Following the Russian Invasion of Ukraine, the Ukrainian Government and NGOs (Non-governmental organizations), providing support to the military – have raised $30.8 million through more than 26,000 crypto asset donations since the start of the Russian Invasion. One NGO received a single Bitcoin donation of $3 million, while Polkadot founder Gavin Wood donated $5.8 million.
Cryptoassets such as Bitcoin have emerged as an essential alternative crowdfunding method. They allow quick, cross-border donations, bypassing financial institutions that might block payments to these groups.
On February 26th, Twitter accounts belonging to the Ukrainian Government posted pleas for crypto asset donations. Vitalik Buterin, who co-founded the Ethereum blockchain, had expressed concerns the Twitter accounts may have been hacked, meaning any crypto donations could have ended up in the hands of malicious actors.
But a spokesperson for Ukraine’s Ministry of Transformation has confirmed that the plea for cryptocurrency donations is genuine – and that its communication channels are “secure.”
The addresses listed in the tweets have received $23.3 million.
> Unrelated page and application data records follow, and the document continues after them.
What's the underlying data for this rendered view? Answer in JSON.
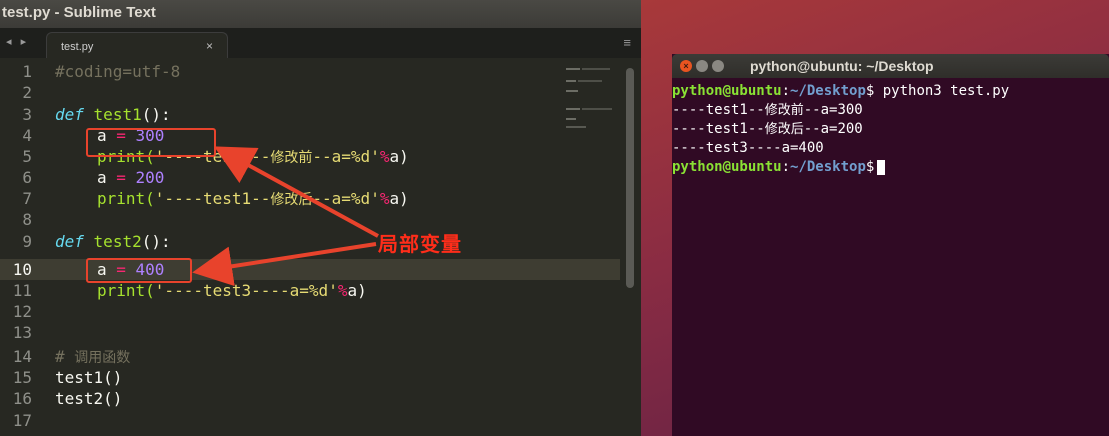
{
  "sublime": {
    "window_title": "test.py - Sublime Text",
    "tab_label": "test.py",
    "tab_close": "×",
    "menu_icon": "≡",
    "nav_arrows": "◂ ▸",
    "line_numbers": [
      "1",
      "2",
      "3",
      "4",
      "5",
      "6",
      "7",
      "8",
      "9",
      "10",
      "11",
      "12",
      "13",
      "14",
      "15",
      "16",
      "17"
    ],
    "active_line": "10",
    "code": {
      "l1": "#coding=utf-8",
      "l3_def": "def",
      "l3_fn": "test1",
      "l3_tail": "():",
      "l4_a": "a ",
      "l4_eq": "=",
      "l4_num": " 300",
      "l5_print": "print(",
      "l5_str1": "'----test1--",
      "l5_cjk": "修改前",
      "l5_str2": "--a=%d'",
      "l5_op": "%",
      "l5_tail": "a)",
      "l6_a": "a ",
      "l6_eq": "=",
      "l6_num": " 200",
      "l7_print": "print(",
      "l7_str1": "'----test1--",
      "l7_cjk": "修改后",
      "l7_str2": "--a=%d'",
      "l7_op": "%",
      "l7_tail": "a)",
      "l9_def": "def",
      "l9_fn": "test2",
      "l9_tail": "():",
      "l10_a": "a ",
      "l10_eq": "=",
      "l10_num": " 400",
      "l11_print": "print(",
      "l11_str": "'----test3----a=%d'",
      "l11_op": "%",
      "l11_tail": "a)",
      "l14_hash": "# ",
      "l14_cjk": "调用函数",
      "l15": "test1()",
      "l16": "test2()"
    },
    "annotation": "局部变量",
    "annotation_color": "#ff2d1a"
  },
  "terminal": {
    "title": "python@ubuntu: ~/Desktop",
    "lines": {
      "l1_user": "python@ubuntu",
      "l1_colon": ":",
      "l1_path": "~/Desktop",
      "l1_cmd": "$ python3 test.py",
      "l2_a": "----test1--",
      "l2_cjk": "修改前",
      "l2_b": "--a=300",
      "l3_a": "----test1--",
      "l3_cjk": "修改后",
      "l3_b": "--a=200",
      "l4": "----test3----a=400",
      "l5_user": "python@ubuntu",
      "l5_colon": ":",
      "l5_path": "~/Desktop",
      "l5_prompt": "$"
    },
    "colors": {
      "background": "#300a24",
      "user": "#8ae234",
      "path": "#729fcf"
    }
  },
  "icons": [
    "close-icon",
    "minimize-icon",
    "maximize-icon",
    "menu-icon",
    "tab-close-icon"
  ]
}
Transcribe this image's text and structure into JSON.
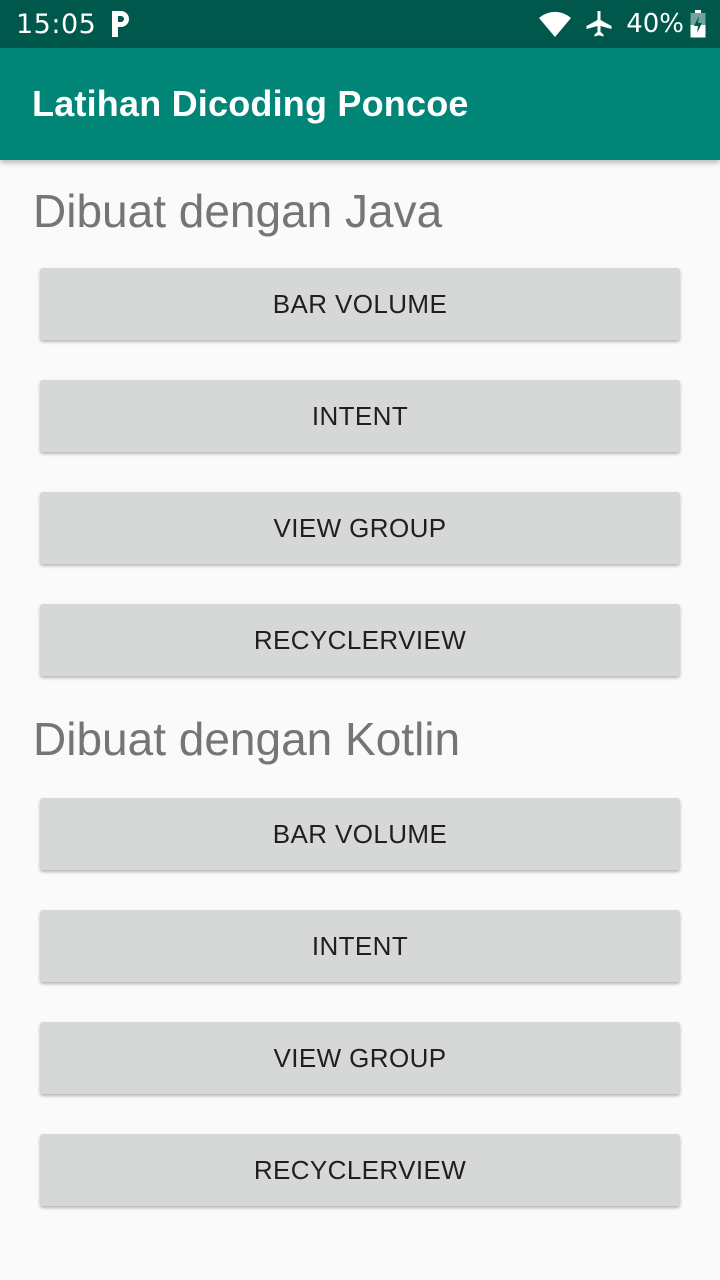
{
  "status_bar": {
    "time": "15:05",
    "battery_percent": "40%",
    "icons": [
      "parking-notification-icon",
      "wifi-icon",
      "airplane-mode-icon",
      "battery-charging-icon"
    ]
  },
  "app_bar": {
    "title": "Latihan Dicoding Poncoe"
  },
  "colors": {
    "status_bar": "#00574b",
    "app_bar": "#008577",
    "button": "#d6d7d7",
    "heading": "#757575"
  },
  "java_section": {
    "heading": "Dibuat dengan Java",
    "buttons": [
      "BAR VOLUME",
      "INTENT",
      "VIEW GROUP",
      "RECYCLERVIEW"
    ]
  },
  "kotlin_section": {
    "heading": "Dibuat dengan Kotlin",
    "buttons": [
      "BAR VOLUME",
      "INTENT",
      "VIEW GROUP",
      "RECYCLERVIEW"
    ]
  }
}
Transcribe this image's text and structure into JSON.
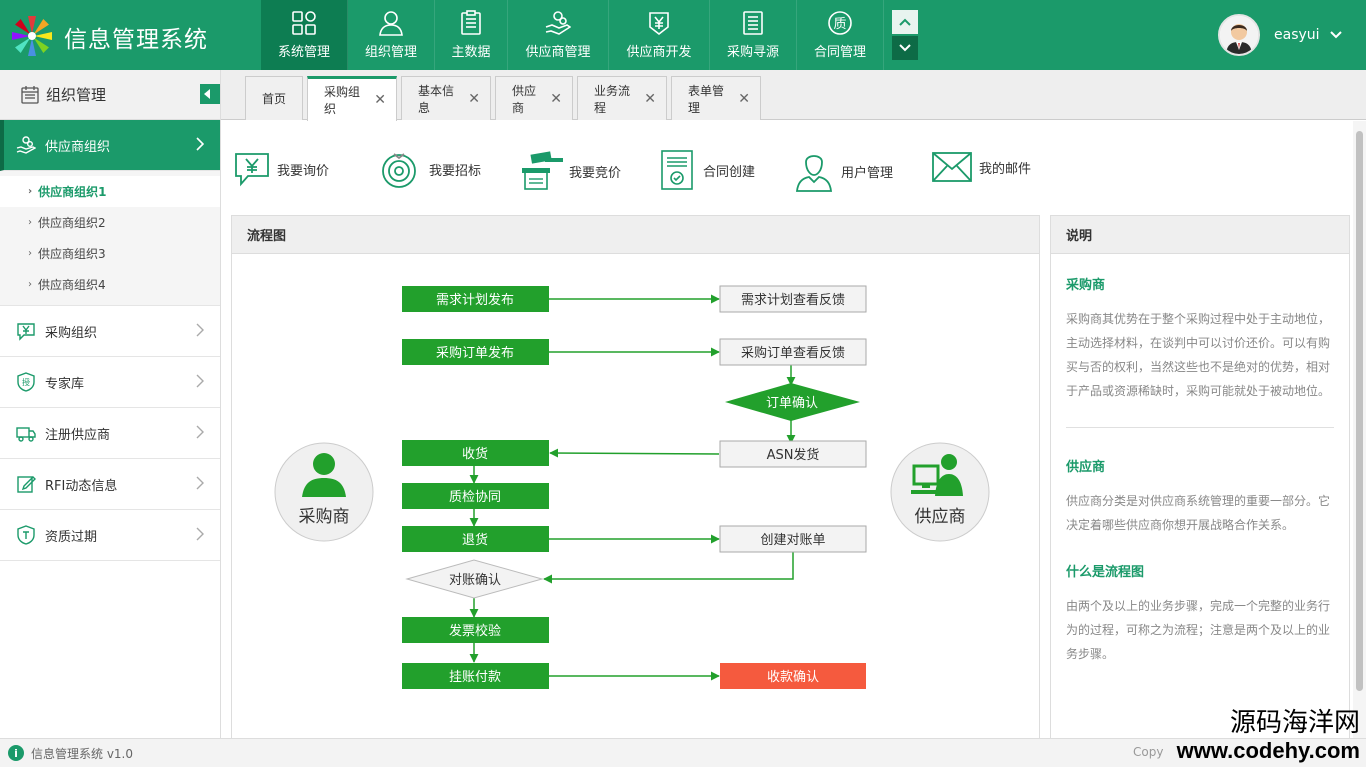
{
  "app": {
    "title": "信息管理系统",
    "version": "信息管理系统 v1.0",
    "copyright": "Copy"
  },
  "colors": {
    "brand": "#1b9a6a",
    "brand_dark": "#0d7d52",
    "flow_green": "#22a02c",
    "flow_red": "#f55a3e"
  },
  "nav": [
    {
      "label": "系统管理",
      "icon": "grid-icon"
    },
    {
      "label": "组织管理",
      "icon": "user-icon"
    },
    {
      "label": "主数据",
      "icon": "clipboard-icon"
    },
    {
      "label": "供应商管理",
      "icon": "hand-coin-icon"
    },
    {
      "label": "供应商开发",
      "icon": "yen-badge-icon"
    },
    {
      "label": "采购寻源",
      "icon": "document-icon"
    },
    {
      "label": "合同管理",
      "icon": "quality-icon"
    }
  ],
  "user": {
    "name": "easyui"
  },
  "sidebar": {
    "title": "组织管理",
    "active_item": "供应商组织",
    "sub_items": [
      "供应商组织1",
      "供应商组织2",
      "供应商组织3",
      "供应商组织4"
    ],
    "items": [
      {
        "label": "采购组织",
        "icon": "yen-chat-icon"
      },
      {
        "label": "专家库",
        "icon": "shield-icon"
      },
      {
        "label": "注册供应商",
        "icon": "truck-icon"
      },
      {
        "label": "RFI动态信息",
        "icon": "edit-icon"
      },
      {
        "label": "资质过期",
        "icon": "badge-icon"
      }
    ]
  },
  "tabs": [
    "首页",
    "采购组织",
    "基本信息",
    "供应商",
    "业务流程",
    "表单管理"
  ],
  "quick_actions": [
    {
      "label": "我要询价",
      "icon": "yen-chat-icon"
    },
    {
      "label": "我要招标",
      "icon": "target-icon"
    },
    {
      "label": "我要竞价",
      "icon": "gavel-icon"
    },
    {
      "label": "合同创建",
      "icon": "contract-icon"
    },
    {
      "label": "用户管理",
      "icon": "user-icon"
    },
    {
      "label": "我的邮件",
      "icon": "mail-icon"
    }
  ],
  "flow": {
    "title": "流程图",
    "buyer": "采购商",
    "supplier": "供应商",
    "left": [
      "需求计划发布",
      "采购订单发布",
      "收货",
      "质检协同",
      "退货",
      "对账确认",
      "发票校验",
      "挂账付款"
    ],
    "right": [
      "需求计划查看反馈",
      "采购订单查看反馈",
      "订单确认",
      "ASN发货",
      "创建对账单",
      "收款确认"
    ]
  },
  "description": {
    "title": "说明",
    "sections": [
      {
        "heading": "采购商",
        "text": "采购商其优势在于整个采购过程中处于主动地位，主动选择材料，在谈判中可以讨价还价。可以有购买与否的权利，当然这些也不是绝对的优势，相对于产品或资源稀缺时，采购可能就处于被动地位。"
      },
      {
        "heading": "供应商",
        "text": "供应商分类是对供应商系统管理的重要一部分。它决定着哪些供应商你想开展战略合作关系。"
      },
      {
        "heading": "什么是流程图",
        "text": "由两个及以上的业务步骤，完成一个完整的业务行为的过程，可称之为流程；注意是两个及以上的业务步骤。"
      }
    ]
  },
  "watermark": {
    "line1": "源码海洋网",
    "line2": "www.codehy.com"
  }
}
This includes a single donation worth $1.86 million, which appears to have originated from the sale of NFTs intended initially to raise funds for Julian Assange. In addition, two Bitcoin donations were also received from a single address, with a total value of ~$1.7 million.
Several million dollars in crypto donations have also been received by Come Back Alive, a Ukrainian NGO which supports the military – as described in previous Elliptic research. On February 24th, the membership platform Patreon announced that it had suspended Come Back Alive’s page due to policy violations as a result of its military activity.
But Come Back Alive now has a new source of funding: a crypto collective called UkraineDAO, which was formed last week by crypto enthusiasts working with the Russian protest band Pussy Riot. A spokeswoman for UkraineDAO said it had raised more than $4 million in cryptocurrency for Come Back Alive.
In an interview, Nadya Tolokonnikova, a band member, said that Come Back Alive had agreed to spend the funds on medical support for victims of the war rather than arming soldiers.
“Blockchain allows us to scale our efforts in a way that wasn’t possible for us before,” Ms. Tolokonnikova said, referring to the decentralized ledger system that underlies cryptocurrencies.
“The old ways of raising money sometimes are really slow and just clumsy.”
Come Back Alive took its name from the messages inscribed on bulletproof vests it gave to Ukraine’s army. It provides military equipment, training, and medical supplies to soldiers on the ground.
It’s not only crypto assets that are being donated; people are also sending NFTs (non-fungible tokens) to the Ukrainian Ethereum Account. One such NFT has a value of approximately $300.
The donations are a drop in the bucket in the context of the conflict. Last year, Ukraine’s defense budget was about $4 billion; Russia spends more than ten times that much on its military. Ukraine’s Government’s main focus right now is making sure that those in need are taken care of — whether in cryptocurrency or not. It’s easy to send crypto, but it’s not necessarily easy for people to receive it if the internet or power is cut off. For those who had it, cash was still the best strategy.